“We, as one global community renew our commitment to solidarity on December 17,” said Melanie Dante, former sex worker who was one of the organizers at the Philadelphia events this year. “December 17 Events aim to raise outrage at violence against sex workers and strengthen sex worker communities and responses to the systematic, daily violence and exclusion sex workers experience.”
One of the other Philadelphia event organizers, Anita DeFrancesco, SWOP Committee Person for Dec 17 events, added, “It’s to let sex workers know that their voices matter.”
DeFrancesco became passionate about helping sex workers after her cousin, Donna Gentile who worked in that field, was murdered in 1985 in San Diego, Calif.
“She was a runaway from Philadelphia,” said DeFrancesco. “She had an unstable upbringing. ”
DeFrancesco believed that the authorities treated the investigation of her murdered cousin as if her life did not matter because she was a prostitute.
Information can be found about this murder in DeFrancesco’s 2018 memoir, The Donna Gentile Story.
Carol Smail traveled from Pittsburgh to Philadelphia to seek justice for her daughter, Rickie Morgan (1980-2016).
“My daughter was a heroin addict and that caused her to be a sex worker,” said Smail. “On July 16, 2016, she was brutally murdered in Kensington. She had been hit in the head with a brick. She had her throat slashed. She was found naked laying on the sidewalk dead.”
She has been unable to cope. “I tried calling homicide to find out the detective assigned to my daughter’s case. I found out that the detective had retired. They wouldn’t give me any information because it was confidential … I was her mother!”
Smail and about a dozen people accompanied her to the Office of the Philadelphia District Attorney, Lawrence S. Krasner. She called from the lobby demanding to see him, but he was out. Instead, Courtney Knoedler, Assistant Supervisor of Victim Witness Services met with her. Although Knoedler promised that she would do all she could to help Smail, Smail left feeling less than completely reassured. She said that she would believe it after seeing results. Knoedler refused to talk to this writer because she did not receive authorization to speak with the media.
“I don’t want another mother to feel the pain that I have,” said Smail.
Psychologist Steve Eichel of Newark, Del., attended to provide support.
“I see a fair number of people who either are or who were sex workers,” said Eichel. “I think that most people would be surprised at the number of individuals who engage in sex work to finance college or graduate school. They come in and they have unbelievable histories of trauma. And most of the trauma that they’re reporting is not from childhood but from their line of work. Sex work is so underground that sex workers are treated like third class citizens.”
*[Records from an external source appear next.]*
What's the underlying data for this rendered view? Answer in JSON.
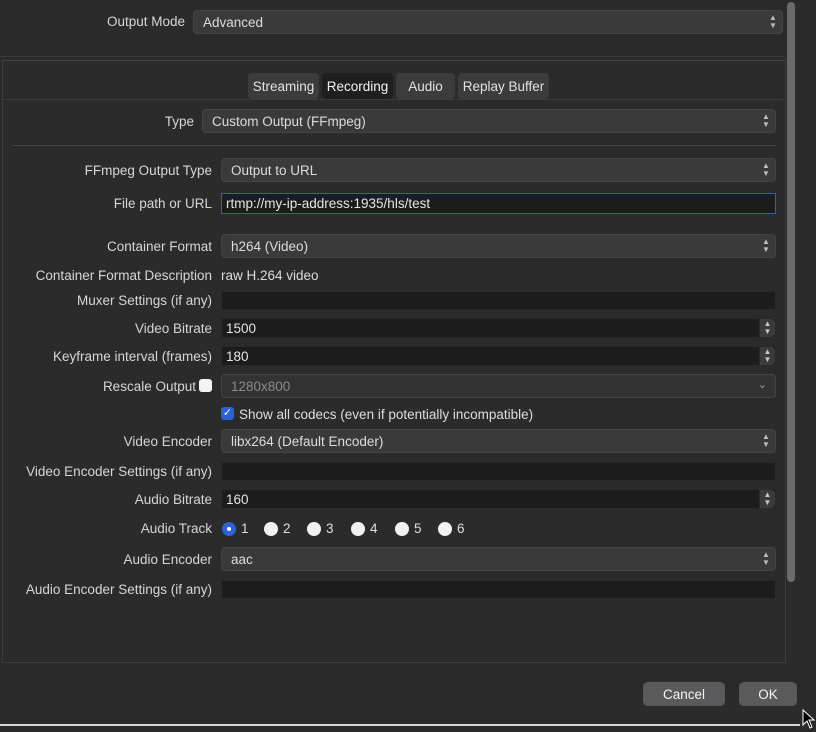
{
  "output_mode": {
    "label": "Output Mode",
    "value": "Advanced"
  },
  "tabs": [
    {
      "label": "Streaming"
    },
    {
      "label": "Recording"
    },
    {
      "label": "Audio"
    },
    {
      "label": "Replay Buffer"
    }
  ],
  "active_tab": "Recording",
  "type": {
    "label": "Type",
    "value": "Custom Output (FFmpeg)"
  },
  "ffmpeg_output_type": {
    "label": "FFmpeg Output Type",
    "value": "Output to URL"
  },
  "file_path": {
    "label": "File path or URL",
    "value": "rtmp://my-ip-address:1935/hls/test"
  },
  "container_format": {
    "label": "Container Format",
    "value": "h264 (Video)"
  },
  "container_desc": {
    "label": "Container Format Description",
    "value": "raw H.264 video"
  },
  "muxer_settings": {
    "label": "Muxer Settings (if any)",
    "value": ""
  },
  "video_bitrate": {
    "label": "Video Bitrate",
    "value": "1500"
  },
  "keyframe_interval": {
    "label": "Keyframe interval (frames)",
    "value": "180"
  },
  "rescale_output": {
    "label": "Rescale Output",
    "checked": false,
    "value": "1280x800"
  },
  "show_all_codecs": {
    "label": "Show all codecs (even if potentially incompatible)",
    "checked": true
  },
  "video_encoder": {
    "label": "Video Encoder",
    "value": "libx264 (Default Encoder)"
  },
  "video_encoder_settings": {
    "label": "Video Encoder Settings (if any)",
    "value": ""
  },
  "audio_bitrate": {
    "label": "Audio Bitrate",
    "value": "160"
  },
  "audio_track": {
    "label": "Audio Track",
    "options": [
      "1",
      "2",
      "3",
      "4",
      "5",
      "6"
    ],
    "selected": "1"
  },
  "audio_encoder": {
    "label": "Audio Encoder",
    "value": "aac"
  },
  "audio_encoder_settings": {
    "label": "Audio Encoder Settings (if any)",
    "value": ""
  },
  "buttons": {
    "cancel": "Cancel",
    "ok": "OK"
  },
  "colors": {
    "accent": "#2a63d6",
    "background": "#2b2b2c",
    "field": "#3a3a3b",
    "input": "#1c1c1d"
  }
}
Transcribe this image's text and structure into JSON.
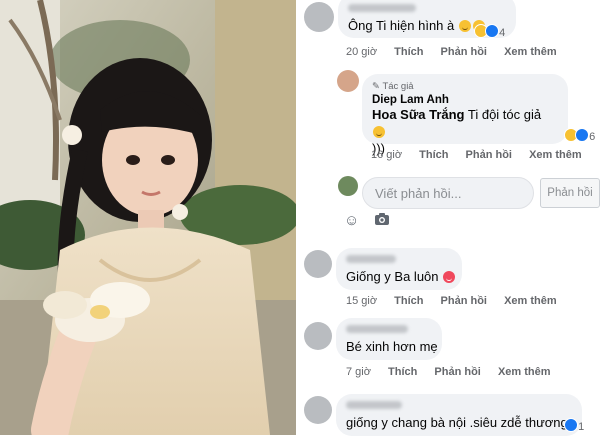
{
  "comments": [
    {
      "text": "Ông Ti hiện hình à",
      "reaction_count": "4",
      "meta": {
        "time": "20 giờ",
        "like": "Thích",
        "reply": "Phản hồi",
        "translate": "Xem thêm"
      }
    },
    {
      "author_badge": "Tác giả",
      "author_name": "Diep Lam Anh",
      "mention": "Hoa Sữa Trắng",
      "text": " Ti đội tóc giả",
      "text_line2": ")))",
      "reaction_count": "6",
      "meta": {
        "time": "16 giờ",
        "like": "Thích",
        "reply": "Phản hồi",
        "translate": "Xem thêm"
      }
    },
    {
      "text": "Giống y Ba luôn",
      "meta": {
        "time": "15 giờ",
        "like": "Thích",
        "reply": "Phản hồi",
        "translate": "Xem thêm"
      }
    },
    {
      "text": "Bé xinh hơn mẹ",
      "meta": {
        "time": "7 giờ",
        "like": "Thích",
        "reply": "Phản hồi",
        "translate": "Xem thêm"
      }
    },
    {
      "text": "giống y chang bà nội .siêu zdễ thương",
      "reaction_count": "1"
    }
  ],
  "reply_box": {
    "placeholder": "Viết phản hồi...",
    "button": "Phản hồi"
  },
  "icons": [
    "smiley-icon",
    "camera-icon",
    "haha-reaction-icon",
    "like-reaction-icon",
    "pencil-icon"
  ]
}
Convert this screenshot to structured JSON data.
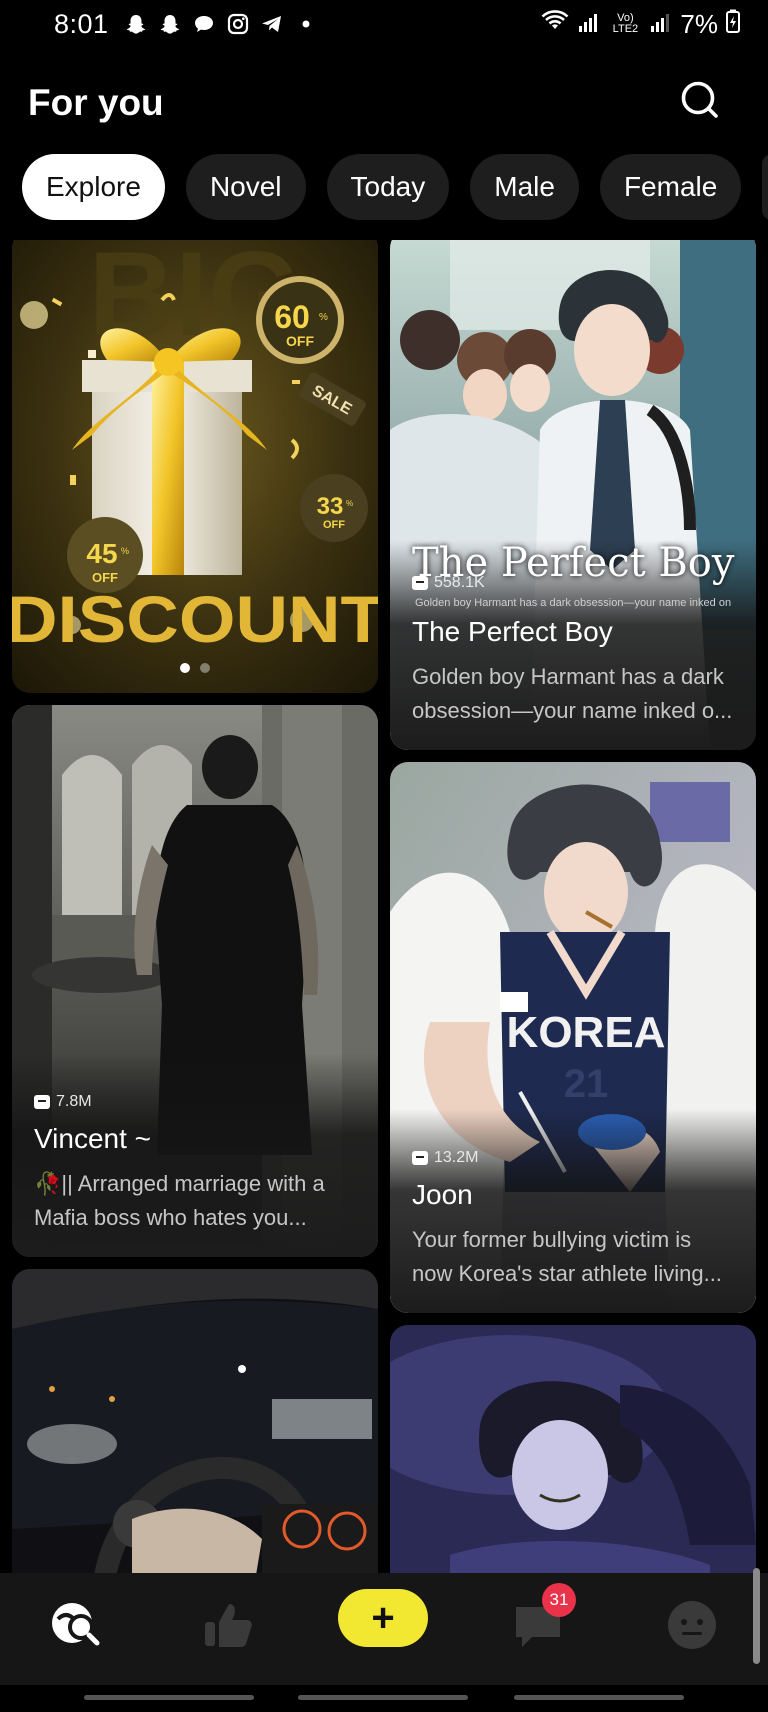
{
  "status_bar": {
    "time": "8:01",
    "battery": "7%",
    "network_label": "Vo) LTE2",
    "icons": [
      "snapchat-icon",
      "snapchat-icon",
      "chat-bubble-icon",
      "instagram-icon",
      "telegram-icon",
      "dot-icon"
    ]
  },
  "header": {
    "title": "For you",
    "search_icon": "search-icon"
  },
  "tabs": [
    {
      "label": "Explore",
      "active": true
    },
    {
      "label": "Novel",
      "active": false
    },
    {
      "label": "Today",
      "active": false
    },
    {
      "label": "Male",
      "active": false
    },
    {
      "label": "Female",
      "active": false
    }
  ],
  "banner": {
    "headline": "BIG",
    "word": "DISCOUNT",
    "badges": [
      {
        "value": "60",
        "unit": "%",
        "label": "OFF"
      },
      {
        "value": "33",
        "unit": "%",
        "label": "OFF"
      },
      {
        "value": "45",
        "unit": "%",
        "label": "OFF"
      }
    ],
    "tag": "SALE",
    "page_count": 2,
    "current_page": 1
  },
  "cards": [
    {
      "title": "The Perfect Boy",
      "art_title": "The Perfect Boy",
      "art_caption": "Golden boy Harmant has a dark obsession—your name inked on his wrist.",
      "views": "558.1K",
      "description": "Golden boy Harmant has a dark obsession—your name inked o..."
    },
    {
      "title": "Vincent ~",
      "views": "7.8M",
      "description": "🥀|| Arranged marriage with a Mafia boss who hates you..."
    },
    {
      "title": "Joon",
      "views": "13.2M",
      "description": "Your former bullying victim is now Korea's star athlete living...",
      "jersey_text": "KOREA",
      "jersey_number": "21"
    }
  ],
  "bottom_nav": {
    "items": [
      "explore-icon",
      "thumbs-up-icon",
      "create-icon",
      "messages-icon",
      "profile-icon"
    ],
    "create_label": "+",
    "messages_badge": "31"
  },
  "colors": {
    "background": "#000000",
    "accent": "#f3e831",
    "badge": "#e8334a",
    "tab_inactive": "#1e1e1e"
  }
}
Eichel observed that the International Day to End Violence Against Sex Workers is essential because it gives people the opportunity to see that sex workers are not monsters, but people like everyone else.
Gabrielle Monroe, 38 of Pittsburgh has no shame about being a sex worker. She was a homeless teenager living in her car, but when she turned 18 and became a sex worker, she soon earned enough money to move into an apartment.
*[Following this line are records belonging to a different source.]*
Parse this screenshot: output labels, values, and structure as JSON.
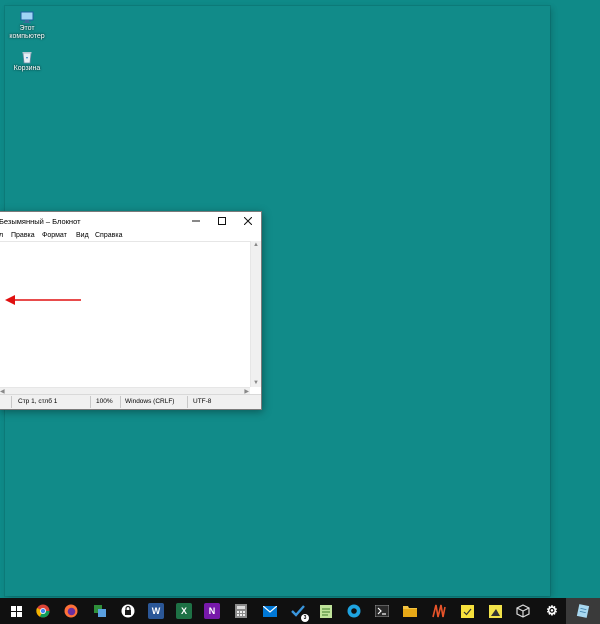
{
  "desktop": {
    "icons": [
      {
        "label": "Этот компьютер",
        "icon": "computer-icon"
      },
      {
        "label": "Корзина",
        "icon": "recycle-bin-icon"
      }
    ]
  },
  "notepad": {
    "title": "Безымянный – Блокнот",
    "menu": [
      "л",
      "Правка",
      "Формат",
      "Вид",
      "Справка"
    ],
    "status": {
      "position": "Стр 1, стлб 1",
      "zoom": "100%",
      "line_endings": "Windows (CRLF)",
      "encoding": "UTF-8"
    }
  },
  "taskbar": {
    "icons": [
      "windows-start-icon",
      "chrome-icon",
      "firefox-icon",
      "app-icon",
      "vpn-lock-icon",
      "word-icon",
      "excel-icon",
      "onenote-icon",
      "calculator-icon",
      "mail-icon",
      "todo-icon",
      "notepadpp-icon",
      "edge-icon",
      "terminal-icon",
      "file-explorer-icon",
      "winamp-icon",
      "sticky-notes-icon",
      "image-editor-icon",
      "virtualbox-icon",
      "settings-icon",
      "notepad-icon"
    ],
    "todo_badge": "3",
    "colors": {
      "background": "#101010",
      "active": "#3a3a3a"
    }
  },
  "colors": {
    "desktop": "#0f8a88",
    "annotation_arrow": "#e01010"
  }
}
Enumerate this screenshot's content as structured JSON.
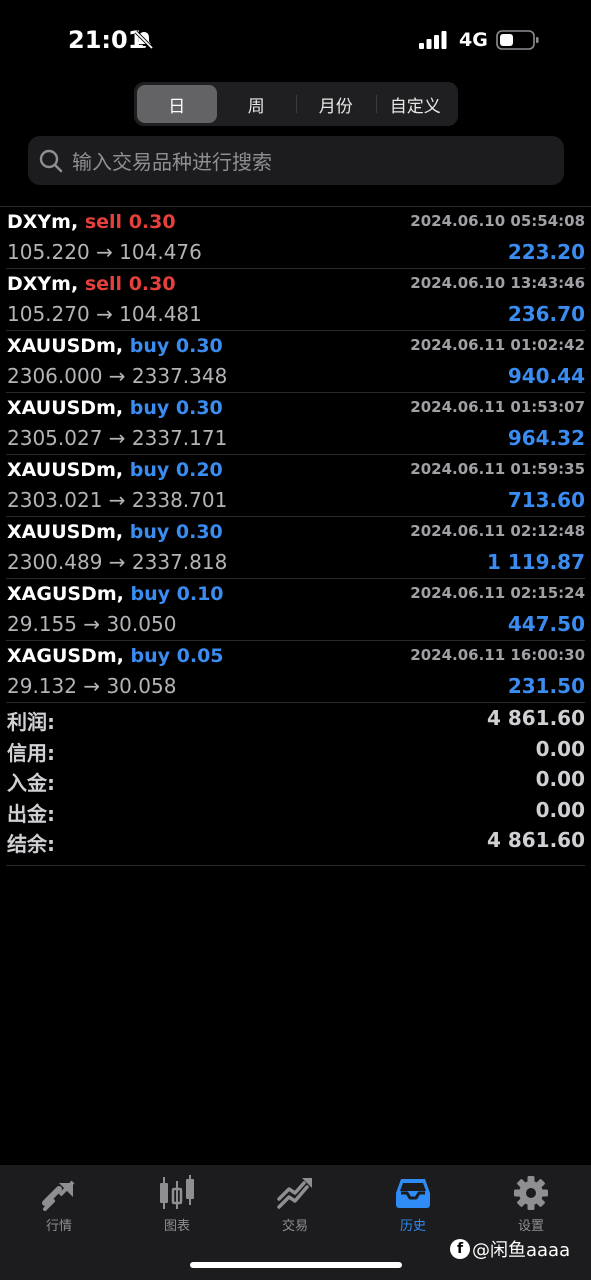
{
  "status": {
    "time": "21:01",
    "network": "4G"
  },
  "period_tabs": [
    {
      "label": "日",
      "active": true
    },
    {
      "label": "周",
      "active": false
    },
    {
      "label": "月份",
      "active": false
    },
    {
      "label": "自定义",
      "active": false
    }
  ],
  "search": {
    "placeholder": "输入交易品种进行搜索"
  },
  "deals": [
    {
      "symbol": "DXYm,",
      "side": "sell",
      "volume": "0.30",
      "time": "2024.06.10 05:54:08",
      "prices": "105.220 → 104.476",
      "profit": "223.20"
    },
    {
      "symbol": "DXYm,",
      "side": "sell",
      "volume": "0.30",
      "time": "2024.06.10 13:43:46",
      "prices": "105.270 → 104.481",
      "profit": "236.70"
    },
    {
      "symbol": "XAUUSDm,",
      "side": "buy",
      "volume": "0.30",
      "time": "2024.06.11 01:02:42",
      "prices": "2306.000 → 2337.348",
      "profit": "940.44"
    },
    {
      "symbol": "XAUUSDm,",
      "side": "buy",
      "volume": "0.30",
      "time": "2024.06.11 01:53:07",
      "prices": "2305.027 → 2337.171",
      "profit": "964.32"
    },
    {
      "symbol": "XAUUSDm,",
      "side": "buy",
      "volume": "0.20",
      "time": "2024.06.11 01:59:35",
      "prices": "2303.021 → 2338.701",
      "profit": "713.60"
    },
    {
      "symbol": "XAUUSDm,",
      "side": "buy",
      "volume": "0.30",
      "time": "2024.06.11 02:12:48",
      "prices": "2300.489 → 2337.818",
      "profit": "1 119.87"
    },
    {
      "symbol": "XAGUSDm,",
      "side": "buy",
      "volume": "0.10",
      "time": "2024.06.11 02:15:24",
      "prices": "29.155 → 30.050",
      "profit": "447.50"
    },
    {
      "symbol": "XAGUSDm,",
      "side": "buy",
      "volume": "0.05",
      "time": "2024.06.11 16:00:30",
      "prices": "29.132 → 30.058",
      "profit": "231.50"
    }
  ],
  "summary": [
    {
      "label": "利润:",
      "value": "4 861.60"
    },
    {
      "label": "信用:",
      "value": "0.00"
    },
    {
      "label": "入金:",
      "value": "0.00"
    },
    {
      "label": "出金:",
      "value": "0.00"
    },
    {
      "label": "结余:",
      "value": "4 861.60"
    }
  ],
  "tabs": [
    {
      "label": "行情",
      "icon": "quotes-icon",
      "active": false
    },
    {
      "label": "图表",
      "icon": "chart-icon",
      "active": false
    },
    {
      "label": "交易",
      "icon": "trade-icon",
      "active": false
    },
    {
      "label": "历史",
      "icon": "history-icon",
      "active": true
    },
    {
      "label": "设置",
      "icon": "settings-icon",
      "active": false
    }
  ],
  "watermark": {
    "text": "@闲鱼aaaa"
  },
  "colors": {
    "sell": "#e5403c",
    "buy": "#3a8cf0",
    "active_tab": "#2f8bf5"
  }
}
“I still do it because I want my children to have a better life than I had,” said Monroe.
Victoria McCormick, author of Victoria of Dallas and owner of Badass Cat Press got involved in the adult industry back in 2005 at age 34 to earn extra cash. She was not destitute. In fact, she was a real-estate broker, but decided to give the adult industry a try.
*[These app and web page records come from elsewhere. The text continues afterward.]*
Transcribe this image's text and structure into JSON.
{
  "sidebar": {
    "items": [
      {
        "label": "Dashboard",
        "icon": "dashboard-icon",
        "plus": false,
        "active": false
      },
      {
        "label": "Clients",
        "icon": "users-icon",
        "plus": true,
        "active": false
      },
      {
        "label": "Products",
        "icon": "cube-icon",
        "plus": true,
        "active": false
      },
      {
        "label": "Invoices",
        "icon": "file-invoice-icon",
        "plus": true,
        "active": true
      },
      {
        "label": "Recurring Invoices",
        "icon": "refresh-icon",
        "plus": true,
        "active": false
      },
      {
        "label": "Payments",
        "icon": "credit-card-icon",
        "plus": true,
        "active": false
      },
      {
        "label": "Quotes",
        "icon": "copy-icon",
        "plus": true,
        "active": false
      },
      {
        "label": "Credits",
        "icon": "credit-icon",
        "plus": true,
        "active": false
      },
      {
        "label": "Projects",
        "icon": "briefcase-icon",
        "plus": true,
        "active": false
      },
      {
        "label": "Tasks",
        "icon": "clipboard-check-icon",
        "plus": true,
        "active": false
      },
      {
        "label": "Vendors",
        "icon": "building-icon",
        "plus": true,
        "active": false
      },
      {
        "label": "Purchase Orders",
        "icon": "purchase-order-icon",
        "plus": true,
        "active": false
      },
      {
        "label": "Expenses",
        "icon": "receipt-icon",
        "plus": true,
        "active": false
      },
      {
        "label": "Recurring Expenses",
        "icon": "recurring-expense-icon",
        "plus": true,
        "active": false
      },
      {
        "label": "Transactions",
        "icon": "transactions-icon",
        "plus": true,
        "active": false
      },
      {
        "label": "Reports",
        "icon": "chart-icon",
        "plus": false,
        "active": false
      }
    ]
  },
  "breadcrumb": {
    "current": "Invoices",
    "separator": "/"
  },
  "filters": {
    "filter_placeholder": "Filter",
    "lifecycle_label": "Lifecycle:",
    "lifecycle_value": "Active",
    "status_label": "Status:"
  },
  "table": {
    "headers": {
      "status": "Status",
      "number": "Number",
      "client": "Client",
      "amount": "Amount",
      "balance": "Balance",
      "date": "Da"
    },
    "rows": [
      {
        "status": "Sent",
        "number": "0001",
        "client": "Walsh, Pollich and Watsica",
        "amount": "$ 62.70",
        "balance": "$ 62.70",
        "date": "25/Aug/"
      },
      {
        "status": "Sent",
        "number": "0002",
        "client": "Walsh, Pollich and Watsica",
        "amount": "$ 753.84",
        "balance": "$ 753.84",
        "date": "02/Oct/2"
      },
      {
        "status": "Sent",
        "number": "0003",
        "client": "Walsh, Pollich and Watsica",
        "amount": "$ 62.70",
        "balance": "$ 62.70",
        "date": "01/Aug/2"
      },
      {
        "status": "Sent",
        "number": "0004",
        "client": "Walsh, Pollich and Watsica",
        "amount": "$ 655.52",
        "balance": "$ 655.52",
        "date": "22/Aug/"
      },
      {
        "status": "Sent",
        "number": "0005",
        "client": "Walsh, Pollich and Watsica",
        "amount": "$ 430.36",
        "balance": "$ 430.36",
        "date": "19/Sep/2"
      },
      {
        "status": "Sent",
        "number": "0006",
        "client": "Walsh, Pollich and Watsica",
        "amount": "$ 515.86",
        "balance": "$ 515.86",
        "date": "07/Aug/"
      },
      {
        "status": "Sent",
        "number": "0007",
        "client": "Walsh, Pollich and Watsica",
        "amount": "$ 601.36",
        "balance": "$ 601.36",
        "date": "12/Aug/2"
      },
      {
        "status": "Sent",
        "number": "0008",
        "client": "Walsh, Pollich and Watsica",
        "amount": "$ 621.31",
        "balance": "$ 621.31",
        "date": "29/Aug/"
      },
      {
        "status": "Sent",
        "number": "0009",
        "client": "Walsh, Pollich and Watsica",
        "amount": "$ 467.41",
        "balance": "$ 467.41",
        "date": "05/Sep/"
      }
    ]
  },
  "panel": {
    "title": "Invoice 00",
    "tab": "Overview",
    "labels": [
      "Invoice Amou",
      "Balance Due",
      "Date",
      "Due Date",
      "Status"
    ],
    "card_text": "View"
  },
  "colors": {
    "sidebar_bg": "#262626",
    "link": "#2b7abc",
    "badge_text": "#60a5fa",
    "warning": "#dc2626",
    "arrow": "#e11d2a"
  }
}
“I was leading a double life,” said McCormick who lives outside of Philadelphia. “I soon got addicted to the attention and the extra money.”
Sex workers and their families and friends can get help.
For more information, log onto www.december17.org